I think we all have a default set of questions about new things we’re planning.
For an event, mine are: Who? What? When? Where? How?
For an initiative at work, I use:
- What’s the goal?
- Who’s in charge?
- What metrics will we track?
- What’s the budget?
- What’s the timeline?
Recently, I’ve noticed two questions I should be asking more often.
The first is simple: “What’s the backup plan?”
“…I have always found that plans are useless, but planning is indispensable.” -Dwight Eisenhower
There’s bound to be friction, delays, bumps in the road–particularly with new initiatives, when change is happening and people are involved. Thinking through contingencies is an easy way to make success more likely.
The second is a brilliant question I’ve learned from my manager: “How should this feel for our customers?”
“People will forget what you said, and they’ll forget what you did. But they will never forget how you made them feel.”

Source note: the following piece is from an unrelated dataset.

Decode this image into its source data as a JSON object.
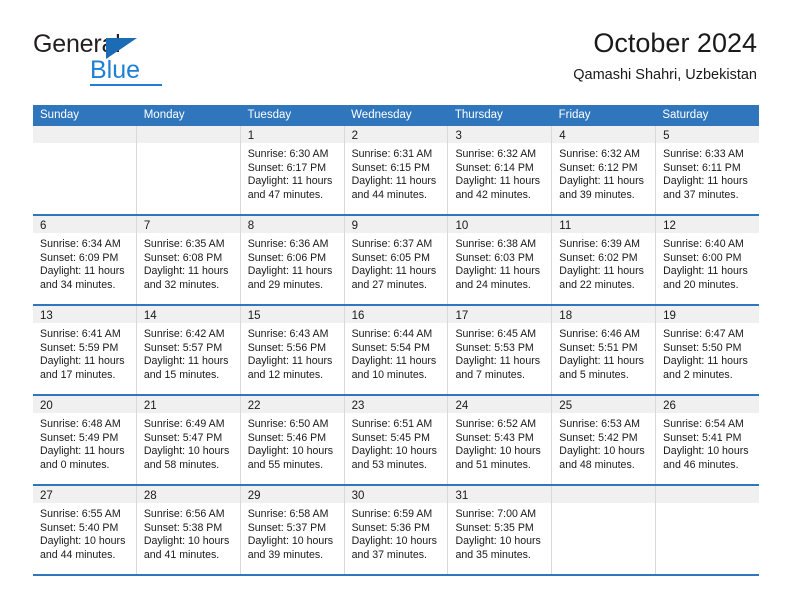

This question often comes as the project details are being fleshed out. I’m usually thinking about the list of things that needs to happen, the timeline, the details, and the budget–all the default questions I have out of habit.
Posing this question forces me to step back–to make my plans more welcoming, more relationship-focused, warmer, and more engaging. And, so far, the results are always better for it. It’s easy to forget that if you miss on the feel you’re trying to create, the other details cease to matter.
I hope these ideas let you challenge your default questions this week. Stay encouraged!